Update to Swiss commodities report insists on voluntary principles and business as usual

One year after the release of its Background Report: Commodities, the Swiss government has released an update on the implementation of the 17 recommendations contained therein. These were already insufficient, and since nothing much has happened since then on this front, the federal administration has had to draw on some of its other activities to fill out the report, stretching them so that, where possible, these have suddenly become “commodity-related”. This also includes discussions with respect to the “multi-stakeholder initiative,” a process eschewed by the invited NGOs for failure to meet even basic requirements.

Despite the current and particularly public risk posed to Switzerland, the federal administration still fails to take trading in illegally acquired commodities seriously.
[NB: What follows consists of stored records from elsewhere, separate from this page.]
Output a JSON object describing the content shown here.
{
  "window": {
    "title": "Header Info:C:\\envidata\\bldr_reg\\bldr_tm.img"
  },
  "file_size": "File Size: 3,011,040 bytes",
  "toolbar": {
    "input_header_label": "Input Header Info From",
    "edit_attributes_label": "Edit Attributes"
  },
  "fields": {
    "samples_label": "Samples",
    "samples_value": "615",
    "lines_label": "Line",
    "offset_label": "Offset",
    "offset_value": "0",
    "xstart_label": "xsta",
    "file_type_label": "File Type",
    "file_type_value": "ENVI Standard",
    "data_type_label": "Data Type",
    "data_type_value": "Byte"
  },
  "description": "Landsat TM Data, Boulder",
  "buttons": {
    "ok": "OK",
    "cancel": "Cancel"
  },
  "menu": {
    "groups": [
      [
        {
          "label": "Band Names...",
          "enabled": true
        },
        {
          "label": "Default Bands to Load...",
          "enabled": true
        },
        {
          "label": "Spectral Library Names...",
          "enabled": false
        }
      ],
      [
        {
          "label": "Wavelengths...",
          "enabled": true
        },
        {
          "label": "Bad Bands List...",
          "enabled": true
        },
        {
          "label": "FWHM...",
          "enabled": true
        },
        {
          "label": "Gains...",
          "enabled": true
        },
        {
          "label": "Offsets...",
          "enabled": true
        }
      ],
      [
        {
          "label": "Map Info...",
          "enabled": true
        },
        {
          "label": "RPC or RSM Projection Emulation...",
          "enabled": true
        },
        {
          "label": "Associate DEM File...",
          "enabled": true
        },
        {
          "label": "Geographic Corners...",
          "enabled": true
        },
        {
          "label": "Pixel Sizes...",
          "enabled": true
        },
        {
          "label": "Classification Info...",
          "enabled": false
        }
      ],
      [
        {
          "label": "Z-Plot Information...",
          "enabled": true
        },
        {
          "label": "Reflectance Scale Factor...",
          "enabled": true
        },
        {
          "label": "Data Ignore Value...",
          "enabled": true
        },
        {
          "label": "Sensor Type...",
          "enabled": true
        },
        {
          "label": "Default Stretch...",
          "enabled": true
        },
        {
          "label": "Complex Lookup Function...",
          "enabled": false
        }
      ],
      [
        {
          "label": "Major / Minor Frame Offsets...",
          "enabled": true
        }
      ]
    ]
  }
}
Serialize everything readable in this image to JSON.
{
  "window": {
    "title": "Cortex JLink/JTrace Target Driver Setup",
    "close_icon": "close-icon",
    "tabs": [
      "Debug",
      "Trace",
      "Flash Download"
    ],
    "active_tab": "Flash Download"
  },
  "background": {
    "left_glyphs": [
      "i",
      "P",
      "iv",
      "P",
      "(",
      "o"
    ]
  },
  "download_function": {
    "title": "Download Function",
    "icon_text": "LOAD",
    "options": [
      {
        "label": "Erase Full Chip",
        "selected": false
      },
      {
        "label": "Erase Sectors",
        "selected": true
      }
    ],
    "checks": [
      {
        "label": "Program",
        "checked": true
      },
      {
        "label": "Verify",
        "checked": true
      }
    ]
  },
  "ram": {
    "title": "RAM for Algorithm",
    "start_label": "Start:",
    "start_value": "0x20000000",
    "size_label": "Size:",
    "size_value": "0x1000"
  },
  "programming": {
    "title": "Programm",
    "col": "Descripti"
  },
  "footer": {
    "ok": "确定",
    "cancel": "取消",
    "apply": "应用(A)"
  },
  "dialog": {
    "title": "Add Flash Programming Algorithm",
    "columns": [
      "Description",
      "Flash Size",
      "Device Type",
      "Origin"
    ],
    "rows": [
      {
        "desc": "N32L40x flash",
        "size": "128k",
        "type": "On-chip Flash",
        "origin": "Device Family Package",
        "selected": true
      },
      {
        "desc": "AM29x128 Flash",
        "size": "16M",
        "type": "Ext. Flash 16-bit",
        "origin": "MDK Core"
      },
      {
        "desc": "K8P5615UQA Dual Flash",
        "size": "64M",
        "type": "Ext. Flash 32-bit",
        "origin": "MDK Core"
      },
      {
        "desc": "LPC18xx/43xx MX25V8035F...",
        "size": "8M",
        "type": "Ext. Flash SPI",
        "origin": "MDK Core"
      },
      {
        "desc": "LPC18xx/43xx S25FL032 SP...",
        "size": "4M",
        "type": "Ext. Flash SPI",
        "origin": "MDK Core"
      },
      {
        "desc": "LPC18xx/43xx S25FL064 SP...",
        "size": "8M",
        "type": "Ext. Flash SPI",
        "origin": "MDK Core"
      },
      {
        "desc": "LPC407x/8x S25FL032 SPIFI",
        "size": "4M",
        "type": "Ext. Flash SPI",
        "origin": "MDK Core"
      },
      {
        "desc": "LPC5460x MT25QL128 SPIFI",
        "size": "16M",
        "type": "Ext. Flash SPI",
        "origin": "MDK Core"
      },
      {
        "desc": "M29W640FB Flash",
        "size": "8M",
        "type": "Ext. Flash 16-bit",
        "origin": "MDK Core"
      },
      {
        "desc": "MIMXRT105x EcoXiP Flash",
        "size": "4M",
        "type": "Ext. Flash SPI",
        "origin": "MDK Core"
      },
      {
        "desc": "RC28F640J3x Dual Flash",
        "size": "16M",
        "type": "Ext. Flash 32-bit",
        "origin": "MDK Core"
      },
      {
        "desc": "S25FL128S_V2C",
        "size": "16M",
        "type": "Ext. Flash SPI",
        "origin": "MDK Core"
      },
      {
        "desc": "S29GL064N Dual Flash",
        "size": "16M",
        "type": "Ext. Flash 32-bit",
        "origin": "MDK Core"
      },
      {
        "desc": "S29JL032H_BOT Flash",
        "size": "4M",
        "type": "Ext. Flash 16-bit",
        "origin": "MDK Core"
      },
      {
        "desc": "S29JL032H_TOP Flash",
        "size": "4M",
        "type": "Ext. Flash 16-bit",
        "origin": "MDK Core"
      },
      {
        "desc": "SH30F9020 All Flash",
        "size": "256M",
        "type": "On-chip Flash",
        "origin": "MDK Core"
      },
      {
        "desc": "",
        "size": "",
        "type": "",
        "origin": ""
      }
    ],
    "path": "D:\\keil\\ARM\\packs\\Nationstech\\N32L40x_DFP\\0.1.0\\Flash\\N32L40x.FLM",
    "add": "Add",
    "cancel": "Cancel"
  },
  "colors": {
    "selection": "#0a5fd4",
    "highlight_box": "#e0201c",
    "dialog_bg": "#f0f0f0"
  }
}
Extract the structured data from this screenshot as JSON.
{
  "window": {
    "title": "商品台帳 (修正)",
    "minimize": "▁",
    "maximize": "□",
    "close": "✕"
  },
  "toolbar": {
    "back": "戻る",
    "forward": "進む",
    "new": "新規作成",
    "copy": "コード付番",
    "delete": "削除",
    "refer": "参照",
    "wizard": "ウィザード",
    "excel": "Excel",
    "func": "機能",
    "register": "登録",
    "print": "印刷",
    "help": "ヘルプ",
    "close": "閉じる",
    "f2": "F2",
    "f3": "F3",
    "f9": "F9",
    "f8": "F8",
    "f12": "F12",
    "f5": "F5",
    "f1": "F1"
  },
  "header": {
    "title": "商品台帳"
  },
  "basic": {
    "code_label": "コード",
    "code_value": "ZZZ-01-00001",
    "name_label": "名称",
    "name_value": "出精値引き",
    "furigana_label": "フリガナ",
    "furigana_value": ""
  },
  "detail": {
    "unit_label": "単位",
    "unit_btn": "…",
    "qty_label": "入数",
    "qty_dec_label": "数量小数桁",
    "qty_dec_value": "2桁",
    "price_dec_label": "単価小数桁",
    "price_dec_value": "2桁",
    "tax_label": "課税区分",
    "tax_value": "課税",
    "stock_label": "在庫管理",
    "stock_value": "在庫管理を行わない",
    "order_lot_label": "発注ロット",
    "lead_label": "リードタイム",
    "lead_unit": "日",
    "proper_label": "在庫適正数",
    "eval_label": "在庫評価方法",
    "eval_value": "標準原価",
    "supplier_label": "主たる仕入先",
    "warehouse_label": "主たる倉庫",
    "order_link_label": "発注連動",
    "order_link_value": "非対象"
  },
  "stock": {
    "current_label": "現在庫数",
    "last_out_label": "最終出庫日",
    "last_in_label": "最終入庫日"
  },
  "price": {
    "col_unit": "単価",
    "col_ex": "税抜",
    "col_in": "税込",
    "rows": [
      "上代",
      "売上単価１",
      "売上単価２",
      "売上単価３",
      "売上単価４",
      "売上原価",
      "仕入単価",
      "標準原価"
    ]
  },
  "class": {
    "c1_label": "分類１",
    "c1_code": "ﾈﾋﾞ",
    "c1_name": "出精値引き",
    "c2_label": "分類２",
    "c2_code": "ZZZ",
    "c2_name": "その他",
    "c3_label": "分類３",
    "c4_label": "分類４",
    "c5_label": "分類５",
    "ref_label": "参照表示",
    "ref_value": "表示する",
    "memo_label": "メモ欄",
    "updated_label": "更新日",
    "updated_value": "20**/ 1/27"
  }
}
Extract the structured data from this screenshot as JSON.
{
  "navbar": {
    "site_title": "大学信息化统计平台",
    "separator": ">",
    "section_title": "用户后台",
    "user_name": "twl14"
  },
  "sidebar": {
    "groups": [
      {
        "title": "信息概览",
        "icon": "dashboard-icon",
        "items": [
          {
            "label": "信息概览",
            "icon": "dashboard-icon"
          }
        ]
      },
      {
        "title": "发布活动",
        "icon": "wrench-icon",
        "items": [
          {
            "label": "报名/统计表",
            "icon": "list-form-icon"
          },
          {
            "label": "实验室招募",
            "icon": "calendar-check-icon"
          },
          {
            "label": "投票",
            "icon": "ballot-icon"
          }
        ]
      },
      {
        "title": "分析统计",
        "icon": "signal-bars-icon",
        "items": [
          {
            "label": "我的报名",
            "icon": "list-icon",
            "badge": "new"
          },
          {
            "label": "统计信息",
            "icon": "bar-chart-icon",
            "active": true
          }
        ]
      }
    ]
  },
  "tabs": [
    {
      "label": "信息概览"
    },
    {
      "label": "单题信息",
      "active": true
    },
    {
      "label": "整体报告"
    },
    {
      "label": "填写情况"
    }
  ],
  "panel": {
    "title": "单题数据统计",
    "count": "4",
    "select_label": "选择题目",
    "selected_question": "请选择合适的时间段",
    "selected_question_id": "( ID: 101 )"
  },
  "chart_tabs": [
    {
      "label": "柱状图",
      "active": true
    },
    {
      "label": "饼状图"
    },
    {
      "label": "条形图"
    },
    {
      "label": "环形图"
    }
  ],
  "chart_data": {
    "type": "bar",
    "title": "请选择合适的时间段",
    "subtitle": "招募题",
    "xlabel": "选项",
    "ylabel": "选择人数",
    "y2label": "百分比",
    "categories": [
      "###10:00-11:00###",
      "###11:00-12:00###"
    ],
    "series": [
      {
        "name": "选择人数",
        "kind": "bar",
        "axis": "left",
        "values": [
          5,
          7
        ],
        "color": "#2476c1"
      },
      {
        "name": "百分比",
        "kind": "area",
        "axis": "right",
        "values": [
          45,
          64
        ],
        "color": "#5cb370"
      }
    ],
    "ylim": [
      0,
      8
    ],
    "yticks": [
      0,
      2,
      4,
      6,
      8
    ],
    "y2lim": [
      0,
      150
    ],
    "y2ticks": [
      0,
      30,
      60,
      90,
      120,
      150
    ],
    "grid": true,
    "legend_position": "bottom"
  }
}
The recently identified involvement of Geneva-based commodity traders in businesses of the Ukrainian Yanukovych clan illustrates once more the questionable role of Switzerland’s commodity hub in the enrichment of corrupt elites in commodity-rich countries. In the follow-up report (recommendation 4), once again only black money and money laundering are referred to – no mention is made of the trade in “black commodities”. And the very description of the publication of gold statistics broken down by country as a significant transparency step (recommendation 9) reflects how easily satisfied the government is. In fact Switzerland is doing no more here than finally applying practice that has been an international standard for the past forty years.

The report mentions a positive dynamic between the administration, companies and NGOs in the development process of “Corporate Social Responsibility standards for commodity trading” (recommendation 11). In reality, all ten NGOs involved in this would-be multi-stakeholder initiative (MSI) officially advised the federal administration that they were “not prepared to take part in such an MSI under the given conditions”. The NGOs set out their position in a paper, identifying the basic requirements necessary for a constructive process: a shared understanding as to the recognition of responsibility for the causes of the identified problems and a visible willingness to engage to find solutions. To date, not a single commodity trader has met these basic requirements. The fact that the government continues to refuse to even consider introducing legally binding measures to regulate this high-risk sector is politically, as well as economically, negligent.

For further information contact
Oliver Classen, BD media director, +41 44 277 70 06, oliver.classen[at]evb.ch

More: Background Report: Commodities